Many people have claimed to be able to communicate with the dead. If the dead person’s body is long gone in the cemetery, yet we are able to continue to talk to them, then that might constitute evidence for the autonomy of the soul. Again, the problem is that so many of these cases have been exposed. The reasonable person is in a similar position to the one that Hume said we are concerning miracles. Evidence showing the dependence of the mind on the brain is ubiquitous. If someone makes a paranormal claim that contradicts that evidence, then we must ask ourselves: Is it more likely that the person claiming to have had an out-of-body experience or contact with a non-physical soul is lying, deceived, mistaken, or that they are correct? Those who claim to be contacting the dead through séances or psychic means are often using magicians’ cold reading techniques to draw information from living relatives who want to make contact. In many cases, the psychic has even surreptitiously researched information to give back to the bereaved. On the popular television show, Crossing Over, John Edward typically interviews audience members before the cameras go on to find out who they want to contact and what they want to know. Then hours of vague questions, shotgun predictions, and stabs in the dark are filmed and edited down to give the appearance that Edward was able to give detailed and unprompted information about the sought after dead person. The television audience does not get to see the rest of the evidence that makes it clear that Edward is little more than a carnival showman.
Fraudulent psychics will also notice subtle body language cues, clothing, facial expressions, and other details about a person for guidance in directing their allegedly psychic inquiry. Given how often they are lying, mistaken, or misguided, anyone claiming to have contacted the world of non-physical souls must meet a substantial burden of proof to show that they are not employing trickery or making a mistake. To date, that burden of proof has not been adequately met. The Internet is awash with embarrassing video footage of the popular psychic Sylvia Browne flubbing one attempt after another to psychically solve crimes and divine information from the dead. In one tragic example, she tells some devastated and mourning parents whose daughter died of a disease that had nothing to do with her heart that she was murdered with a gunshot to the chest.
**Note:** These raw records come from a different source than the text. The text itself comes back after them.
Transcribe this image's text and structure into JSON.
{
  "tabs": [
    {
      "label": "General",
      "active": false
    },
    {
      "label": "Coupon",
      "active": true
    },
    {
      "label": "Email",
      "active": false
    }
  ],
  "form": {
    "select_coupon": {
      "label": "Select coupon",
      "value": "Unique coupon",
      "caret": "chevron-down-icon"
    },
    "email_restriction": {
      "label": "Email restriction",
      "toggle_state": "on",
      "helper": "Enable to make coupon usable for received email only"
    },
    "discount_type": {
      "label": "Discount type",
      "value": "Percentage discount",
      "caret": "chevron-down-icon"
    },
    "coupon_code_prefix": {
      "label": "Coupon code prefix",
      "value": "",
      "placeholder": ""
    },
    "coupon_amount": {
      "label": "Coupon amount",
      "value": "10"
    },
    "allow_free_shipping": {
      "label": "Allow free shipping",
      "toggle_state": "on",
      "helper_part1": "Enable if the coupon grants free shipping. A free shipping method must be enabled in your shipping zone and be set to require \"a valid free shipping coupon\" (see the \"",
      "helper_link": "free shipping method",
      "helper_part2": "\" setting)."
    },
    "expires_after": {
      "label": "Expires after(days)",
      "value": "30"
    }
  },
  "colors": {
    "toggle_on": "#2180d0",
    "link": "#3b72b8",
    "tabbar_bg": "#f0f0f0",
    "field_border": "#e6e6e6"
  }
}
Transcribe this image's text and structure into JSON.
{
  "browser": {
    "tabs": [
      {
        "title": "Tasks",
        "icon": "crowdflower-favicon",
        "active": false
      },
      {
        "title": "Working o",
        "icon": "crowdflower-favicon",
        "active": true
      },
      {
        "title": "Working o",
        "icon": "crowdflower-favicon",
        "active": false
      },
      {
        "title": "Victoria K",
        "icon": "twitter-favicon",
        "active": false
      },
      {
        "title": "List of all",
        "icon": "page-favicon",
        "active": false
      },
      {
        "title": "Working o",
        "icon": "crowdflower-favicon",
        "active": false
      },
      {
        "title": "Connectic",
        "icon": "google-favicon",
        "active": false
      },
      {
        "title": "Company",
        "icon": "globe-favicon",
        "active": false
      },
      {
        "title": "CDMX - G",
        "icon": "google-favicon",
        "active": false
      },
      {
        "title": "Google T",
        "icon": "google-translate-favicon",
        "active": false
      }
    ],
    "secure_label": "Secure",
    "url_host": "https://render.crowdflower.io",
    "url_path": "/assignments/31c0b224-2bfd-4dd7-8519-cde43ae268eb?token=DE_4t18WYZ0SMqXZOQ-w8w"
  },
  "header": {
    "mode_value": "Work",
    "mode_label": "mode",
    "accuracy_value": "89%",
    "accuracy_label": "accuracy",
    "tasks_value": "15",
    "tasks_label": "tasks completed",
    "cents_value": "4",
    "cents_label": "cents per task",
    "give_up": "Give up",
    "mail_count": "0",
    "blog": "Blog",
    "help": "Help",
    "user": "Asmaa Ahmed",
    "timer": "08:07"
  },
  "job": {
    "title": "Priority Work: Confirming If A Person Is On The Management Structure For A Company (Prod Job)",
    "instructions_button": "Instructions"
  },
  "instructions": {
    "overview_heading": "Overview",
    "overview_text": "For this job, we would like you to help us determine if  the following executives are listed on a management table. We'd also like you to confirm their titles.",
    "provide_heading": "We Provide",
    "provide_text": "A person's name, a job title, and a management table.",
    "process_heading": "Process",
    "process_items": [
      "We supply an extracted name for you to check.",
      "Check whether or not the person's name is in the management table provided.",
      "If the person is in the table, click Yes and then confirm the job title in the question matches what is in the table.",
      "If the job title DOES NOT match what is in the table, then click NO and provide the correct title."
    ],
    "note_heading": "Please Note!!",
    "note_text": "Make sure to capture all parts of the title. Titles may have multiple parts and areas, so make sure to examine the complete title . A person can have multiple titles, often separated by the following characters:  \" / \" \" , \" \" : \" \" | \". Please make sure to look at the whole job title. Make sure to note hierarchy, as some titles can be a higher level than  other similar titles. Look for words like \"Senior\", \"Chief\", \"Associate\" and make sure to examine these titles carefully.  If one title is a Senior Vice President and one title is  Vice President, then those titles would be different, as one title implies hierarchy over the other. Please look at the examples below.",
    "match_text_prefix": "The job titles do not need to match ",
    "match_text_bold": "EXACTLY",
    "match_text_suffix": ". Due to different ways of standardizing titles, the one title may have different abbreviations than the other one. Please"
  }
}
Notice the way that both parents and Montel Williams struggle to find some possible interpretation to make Browne’s blind, vague, groping answers fit the case:
Mother: My daughter Michelle was 17 years old. She’ll be gone 5 years the 21st. Sylvia, I don’t know how she died. Please, if you can, how did she die?
Sylvia Browne: She was shot.
(Parents looks confused and skeptical.)
Montel Williams: Circumstances around her death?
Mother: She just collapsed in her room.
Sylvia: I don’t know, but something looks like it hit the chest.
(Mother shakes head.)
Mother: They found nothing on the autopsy.
Sylvia Browne: I don’t care, but it looks like something hit her in the chest.
Father: They did an autopsy, they did whatever they do. She was a healthy child. And she just fell out in her in room. Just fell like golf clubs fall over.
Sylvia Browne: I know, just went down. I don’t know but there was something that hit her in the chest. I’m telling you.
Mother: Could it be her heart, Sylvia?
Sylvia Browne: I could have been her heart. But you know, something sharp.
Montel Williams: Let me ask the question—did she play sports?
Montel Williams: Could she have been, in this last year alone, there have been two young men come home from baseball practice having been struck in the chest earlier and died, and there was no bruising.
Sylvia Browne: That’s right, yeah. Was she any place before this when she could have been hit?
Mother: (shaking head) Possibly, but I don’t think so.
Sylvia Browne: Because it seems like it was almost like a shot.
Father: Could it have been toxic shock syndrome?
Sylvia Browne: Yes, it could. She had really long lashes, you know when you look at her sideways. A very straight nose, and a full mouth. A beautiful girl.
By the time they are all done speculating about Browne’s fraudulent reading, they have 4 different hypotheses, none of which seem to fit with the facts: The daughter was shot. She was hit in the chest at sports practice. Something sharp hit her in the chest. Or she had toxic shock syndrome. Then, conveniently, Browne changes the subject to a safe discussion of how beautiful the daughter was.
Browne charges thousands of dollars for her “services.” James Randi has openly contested her as a fraud and repeatedly challenged her to take his $1,000,000 test for psychic or paranormal phenomena. She has refused.